Executive Director of the Foundation Trust, Joseph Spinazzola observed the impact of the students’ presence during the first production in the Giving Voice series.
“The energy the students brought to the Three Musketeers was electrifying. Their excitement was contagious. Their keen attention and uproarious response to the many forms of humor in this play— dramatic gesticulations, cutting repartee, anachronistic references to contemporary social issues—invigorated the season ticket holders sitting in their midst. After the play, both production staff and actors alike marveled at how the mere presence of a couple dozen high school theater students interspersed throughout the audience transformed the performance, galvanizing the cast and inspiring them to heights that easily surpassed those of their opening the night prior.”
Making Culture Accessible Impacts Social Norms
Making these works accessible to a broader audience not only elevates new perspectives into the mainstream, it can impact social norms and enrich broader culture. By featuring relevant, timely content, the live theater featured in the Giving Voice series not only entertains, it can also be an eye-opening shared experience addressing many of the social, cultural, and racial issues facing society today.
Foundation Trust Executive Manager of Outreach and Development, Lauren Liecau, explains:
“through Giving Voice, we are succeeding in exposing audiences to playwrights and plays they otherwise may not be exposed to. With the plays featured in Giving Voice, there is something for everyone, and people who previously didn’t identify with live theater offerings may suddenly see themselves represented in the content or characters on stage.

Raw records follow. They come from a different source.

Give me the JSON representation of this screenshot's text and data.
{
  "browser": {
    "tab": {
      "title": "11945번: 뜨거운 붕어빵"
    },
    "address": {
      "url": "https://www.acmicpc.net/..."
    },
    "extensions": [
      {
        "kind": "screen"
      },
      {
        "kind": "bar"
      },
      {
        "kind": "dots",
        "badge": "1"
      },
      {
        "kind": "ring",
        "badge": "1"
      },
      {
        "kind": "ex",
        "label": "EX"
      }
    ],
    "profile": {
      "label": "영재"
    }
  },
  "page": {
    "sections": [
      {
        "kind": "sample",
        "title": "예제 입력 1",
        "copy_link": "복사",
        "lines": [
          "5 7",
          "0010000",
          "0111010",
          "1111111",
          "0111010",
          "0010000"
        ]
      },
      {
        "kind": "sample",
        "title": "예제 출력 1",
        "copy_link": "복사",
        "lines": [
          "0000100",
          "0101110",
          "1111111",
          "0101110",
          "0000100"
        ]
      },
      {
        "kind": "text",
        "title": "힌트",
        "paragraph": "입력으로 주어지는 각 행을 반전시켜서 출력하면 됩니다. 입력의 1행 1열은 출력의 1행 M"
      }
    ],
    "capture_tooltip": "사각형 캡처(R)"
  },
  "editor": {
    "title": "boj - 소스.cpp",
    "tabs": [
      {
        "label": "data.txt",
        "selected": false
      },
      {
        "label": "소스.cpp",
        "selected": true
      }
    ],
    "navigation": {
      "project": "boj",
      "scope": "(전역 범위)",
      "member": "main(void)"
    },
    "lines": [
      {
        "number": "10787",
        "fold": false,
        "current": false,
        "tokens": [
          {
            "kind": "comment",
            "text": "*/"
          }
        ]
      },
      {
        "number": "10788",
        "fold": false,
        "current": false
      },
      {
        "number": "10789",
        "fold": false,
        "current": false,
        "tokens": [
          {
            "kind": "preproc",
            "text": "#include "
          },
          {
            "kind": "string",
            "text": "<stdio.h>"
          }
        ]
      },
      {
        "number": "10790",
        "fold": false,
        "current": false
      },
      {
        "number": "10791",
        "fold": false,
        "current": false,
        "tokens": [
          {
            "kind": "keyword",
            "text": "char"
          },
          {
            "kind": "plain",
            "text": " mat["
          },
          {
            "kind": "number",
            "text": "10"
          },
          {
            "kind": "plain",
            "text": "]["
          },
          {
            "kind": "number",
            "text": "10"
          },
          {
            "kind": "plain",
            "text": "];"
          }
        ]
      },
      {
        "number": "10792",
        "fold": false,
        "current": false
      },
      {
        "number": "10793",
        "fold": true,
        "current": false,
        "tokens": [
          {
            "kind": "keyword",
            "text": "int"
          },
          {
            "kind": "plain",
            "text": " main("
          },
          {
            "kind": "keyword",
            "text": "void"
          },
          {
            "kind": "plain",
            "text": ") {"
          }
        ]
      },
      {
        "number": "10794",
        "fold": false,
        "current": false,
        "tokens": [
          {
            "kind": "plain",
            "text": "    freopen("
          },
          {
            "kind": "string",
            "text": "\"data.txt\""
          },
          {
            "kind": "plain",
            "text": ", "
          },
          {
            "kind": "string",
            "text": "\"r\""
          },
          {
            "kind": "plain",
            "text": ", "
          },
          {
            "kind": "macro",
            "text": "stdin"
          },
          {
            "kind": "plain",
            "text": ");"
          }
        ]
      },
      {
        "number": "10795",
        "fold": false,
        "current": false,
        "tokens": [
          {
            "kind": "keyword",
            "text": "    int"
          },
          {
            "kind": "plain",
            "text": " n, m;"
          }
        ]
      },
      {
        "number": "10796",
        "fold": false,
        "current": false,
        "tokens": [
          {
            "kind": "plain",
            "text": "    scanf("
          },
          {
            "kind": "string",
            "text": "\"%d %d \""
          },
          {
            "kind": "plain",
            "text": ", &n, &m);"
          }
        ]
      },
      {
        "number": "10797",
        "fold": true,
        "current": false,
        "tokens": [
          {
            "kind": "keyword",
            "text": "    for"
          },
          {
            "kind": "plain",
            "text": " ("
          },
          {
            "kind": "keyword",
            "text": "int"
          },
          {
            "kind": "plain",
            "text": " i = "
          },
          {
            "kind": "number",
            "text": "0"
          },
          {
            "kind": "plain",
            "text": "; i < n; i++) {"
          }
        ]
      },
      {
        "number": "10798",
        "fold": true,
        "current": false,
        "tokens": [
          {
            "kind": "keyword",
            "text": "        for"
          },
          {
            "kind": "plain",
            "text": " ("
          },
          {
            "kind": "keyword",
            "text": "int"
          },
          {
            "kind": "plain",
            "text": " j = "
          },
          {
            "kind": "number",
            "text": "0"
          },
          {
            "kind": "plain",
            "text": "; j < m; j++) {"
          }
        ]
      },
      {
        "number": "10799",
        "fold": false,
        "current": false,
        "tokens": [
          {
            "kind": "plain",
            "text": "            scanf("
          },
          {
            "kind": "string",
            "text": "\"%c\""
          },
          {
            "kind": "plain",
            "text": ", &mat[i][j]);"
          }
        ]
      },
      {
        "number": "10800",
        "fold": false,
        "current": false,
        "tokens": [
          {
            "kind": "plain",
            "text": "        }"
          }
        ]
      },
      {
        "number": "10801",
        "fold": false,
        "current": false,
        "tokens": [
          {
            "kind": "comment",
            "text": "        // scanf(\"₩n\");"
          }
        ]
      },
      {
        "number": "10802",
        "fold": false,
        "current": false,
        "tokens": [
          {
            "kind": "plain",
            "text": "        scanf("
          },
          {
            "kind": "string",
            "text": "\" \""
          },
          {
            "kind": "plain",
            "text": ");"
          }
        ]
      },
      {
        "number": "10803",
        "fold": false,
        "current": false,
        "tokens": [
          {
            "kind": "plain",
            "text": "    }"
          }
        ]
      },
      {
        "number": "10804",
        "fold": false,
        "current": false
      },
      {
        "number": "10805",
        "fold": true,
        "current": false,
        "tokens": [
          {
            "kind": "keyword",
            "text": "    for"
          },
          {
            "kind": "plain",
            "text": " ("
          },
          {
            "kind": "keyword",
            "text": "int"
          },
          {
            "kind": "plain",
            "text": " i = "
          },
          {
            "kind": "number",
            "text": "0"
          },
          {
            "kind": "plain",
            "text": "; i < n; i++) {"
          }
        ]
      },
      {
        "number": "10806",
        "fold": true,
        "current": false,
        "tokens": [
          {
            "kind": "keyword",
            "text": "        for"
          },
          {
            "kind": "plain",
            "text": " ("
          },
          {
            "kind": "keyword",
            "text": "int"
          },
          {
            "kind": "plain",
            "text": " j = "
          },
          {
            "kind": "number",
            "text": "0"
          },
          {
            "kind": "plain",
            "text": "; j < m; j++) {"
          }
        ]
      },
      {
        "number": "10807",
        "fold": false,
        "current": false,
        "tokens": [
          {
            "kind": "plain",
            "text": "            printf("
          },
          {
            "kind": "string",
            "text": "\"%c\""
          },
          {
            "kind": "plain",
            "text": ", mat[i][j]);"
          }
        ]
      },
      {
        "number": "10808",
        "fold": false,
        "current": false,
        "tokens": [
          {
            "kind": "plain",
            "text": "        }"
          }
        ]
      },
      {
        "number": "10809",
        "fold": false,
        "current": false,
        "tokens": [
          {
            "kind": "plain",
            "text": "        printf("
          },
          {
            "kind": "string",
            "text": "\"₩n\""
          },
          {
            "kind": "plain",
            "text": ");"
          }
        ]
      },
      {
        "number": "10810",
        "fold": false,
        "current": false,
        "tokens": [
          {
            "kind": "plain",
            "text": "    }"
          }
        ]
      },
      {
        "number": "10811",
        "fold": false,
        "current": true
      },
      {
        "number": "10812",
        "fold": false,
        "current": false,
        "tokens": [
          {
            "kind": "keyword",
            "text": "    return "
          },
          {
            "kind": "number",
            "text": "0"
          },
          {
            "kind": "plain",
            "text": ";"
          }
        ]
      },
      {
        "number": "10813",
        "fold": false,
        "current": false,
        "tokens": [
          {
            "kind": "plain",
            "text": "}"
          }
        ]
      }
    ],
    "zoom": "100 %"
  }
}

When this happens, it can empower a new generation of artists to share their perspectives with us. The Foundation Trust is proud to be part of this effort to increase inclusivity in the theater as well as in the greater community.”
After the first year of the partnership, the Giving Voice series continues to expand opportunities for audiences, the theater, and the artistic talent. Amy Morin, Managing Director at the Greater Boston Stage Company explains that
“it has always been a part of our mission to present new works and unique takes on familiar works, but it can be challenging as new works are not as commercially viable as more well-known plays or musicals. When we partnered with the Foundation Trust, it was like a huge weight was lifted, because for at least five seasons, we have support for this important part of our mission. The long-range nature of the gift allows us to plan further out. In conversations with staff, it has allowed us more breathing space to discuss the work we’re doing – why here and why now - and select titles that we might otherwise not have been able to produce. Additionally, public reaction to Giving Voice has been enthusiastic. People appreciate the opportunity to see new work, and having support from theater-goers like our friends at The Foundation Trust has been a vote of confidence that what we’re doing is right.”
In upcoming seasons, Giving Voice will continue to champion boundary-pushing plays and playwrights. In Season 20, the Giving Voice production will be The Moors, playing at the Greater Boston Stage Company March 12-29 (https://www.greaterbostonstage.org/moors.html). As Amy Morin notes, “The piece next year is very different. Audiences are really in for a treat!”
For more information about the Giving Voice: Foundation Trust Drama Series and the Greater Boston Stage Company, visit https://www.greaterbostonstage.org/givingvoice.htm
The Foundation Trust is a private philanthropic foundation serving Greater Boston. In supporting the important work of small to medium-sized nonprofit organizations, the Foundation Trust enhances individual wellbeing and community development. To learn more, visit www.FoundationTrust.org